PRS for Music supports new IP Crime Unit (PIPCU) to ensure that member’s rights are protected
Detectives from the Police Intellectual Property Crime Unit (PIPCU) have arrested a man at his Reading home today on suspicion of operating a website that was illegally selling music albums, singles and films.
This early morning operation, which followed a referral from PRS for Music, is the third arrest made by City of London Police's Police Intellectual Property Crime Unit (PIPCU) since its launch last month.
The 33-year-old man is believed to have been using a website to sell discs containing music and films, which he does not hold the copyright licence for, for a small fee of only a few pounds. Each disc can contain up to 40 music albums and is estimated to be worth hundreds of pounds.
The man was taken to a local police station for further questioning by PIPCU officers and subsequently an agreement was reached to transfer the control of the website to City of London Police.
Today’s arrest forms part of just one of the many investigations PIPCU is currently pursuing.

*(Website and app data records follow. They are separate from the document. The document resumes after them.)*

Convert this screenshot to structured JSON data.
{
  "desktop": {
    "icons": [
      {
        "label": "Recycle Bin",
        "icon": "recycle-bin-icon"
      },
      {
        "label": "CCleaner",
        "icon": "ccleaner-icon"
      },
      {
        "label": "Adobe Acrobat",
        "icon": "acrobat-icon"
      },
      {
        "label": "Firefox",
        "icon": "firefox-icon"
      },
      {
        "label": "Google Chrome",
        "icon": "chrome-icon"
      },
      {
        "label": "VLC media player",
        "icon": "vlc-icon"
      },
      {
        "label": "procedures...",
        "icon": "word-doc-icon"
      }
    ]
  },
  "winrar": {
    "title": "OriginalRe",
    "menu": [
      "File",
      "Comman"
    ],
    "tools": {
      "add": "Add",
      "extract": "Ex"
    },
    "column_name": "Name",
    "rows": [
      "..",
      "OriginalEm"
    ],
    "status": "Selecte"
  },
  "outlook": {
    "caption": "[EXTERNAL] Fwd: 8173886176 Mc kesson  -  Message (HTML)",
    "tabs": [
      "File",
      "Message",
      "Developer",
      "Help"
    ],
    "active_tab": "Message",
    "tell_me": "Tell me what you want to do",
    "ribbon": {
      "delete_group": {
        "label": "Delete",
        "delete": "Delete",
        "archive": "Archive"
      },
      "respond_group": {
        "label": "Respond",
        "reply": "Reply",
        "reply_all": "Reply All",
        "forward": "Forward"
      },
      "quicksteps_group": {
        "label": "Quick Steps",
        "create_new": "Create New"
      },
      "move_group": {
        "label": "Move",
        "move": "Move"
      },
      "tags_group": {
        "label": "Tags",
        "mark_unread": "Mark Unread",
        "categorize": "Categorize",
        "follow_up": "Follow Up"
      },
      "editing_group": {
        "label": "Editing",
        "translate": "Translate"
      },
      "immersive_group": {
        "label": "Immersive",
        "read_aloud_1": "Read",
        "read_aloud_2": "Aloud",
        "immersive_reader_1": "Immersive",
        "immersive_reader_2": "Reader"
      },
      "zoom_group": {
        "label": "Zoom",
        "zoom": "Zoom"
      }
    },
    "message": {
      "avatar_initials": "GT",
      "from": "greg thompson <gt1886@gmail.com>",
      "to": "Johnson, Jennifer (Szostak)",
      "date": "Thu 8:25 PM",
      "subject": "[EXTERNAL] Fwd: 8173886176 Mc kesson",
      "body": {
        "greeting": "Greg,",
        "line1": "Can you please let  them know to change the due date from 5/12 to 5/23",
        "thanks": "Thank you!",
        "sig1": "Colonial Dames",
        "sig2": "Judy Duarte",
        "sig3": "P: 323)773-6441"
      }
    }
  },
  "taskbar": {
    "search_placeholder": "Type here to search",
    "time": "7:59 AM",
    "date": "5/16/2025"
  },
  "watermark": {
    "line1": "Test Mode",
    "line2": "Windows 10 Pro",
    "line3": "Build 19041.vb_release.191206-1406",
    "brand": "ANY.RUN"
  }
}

Since the launch of PIPCU we have seen a wide range of businesses come forward with referrals for the unit and today’s operation shows how this information can swiftly be turned into live investigations and arrests.
We urge any UK organisation who believes they may be victim to intellectual property crime in the UK or overseas, to get in touch and submit evidence to the unit so we can get right to work.
We welcome the establishment of the new Police Intellectual Property Crime Unit (PIPCU) and will be working closely with them to ensure that member’s rights are protected. Today’s action is a positive step forward in tackling those individuals and companies who profit from the theft of their music.
The Police Intellectual Property Crime Unit (PIPCU) has been set up to protect UK industries that produce legitimate, high quality, physical goods and online and digital content.
The operationally independent unit is initially being funded - £2.56m over two years - by the Intellectual Property Office, which is part of the Department for Business Innovation Skills.
In the next two years PIPCU will be working with a wide range of national and international partners from public authorities and private industry to build a comprehensive UK policing response to the threat of online intellectual property crime.
The unit will also be focused on influencing online behaviour by site owners, service providers and consumers through education, prevention and enforcement activity, and providing offenders where appropriate with opportunities to accept restorative justice.
About PRS for Music
PRS for Music represents the rights of over 155,000 songwriters, composers, and music publishers in the UK and around the world. On behalf of its members, it works to grow and protect the value of their rights and ensure that creators are paid transparently and efficiently whenever their musical compositions and songs are streamed, downloaded, broadcast, performed and played in public. In 2020, 22.4 trillion performances of music were reported to PRS for Music, with £699m paid out in royalties to its members, making it one of the world’s leading music collective management organisations.
PRS for Music’s public performance licensing is now carried out on PRS for Music’s behalf by PPL PRS Ltd, the joint venture between PPL and PRS for Music.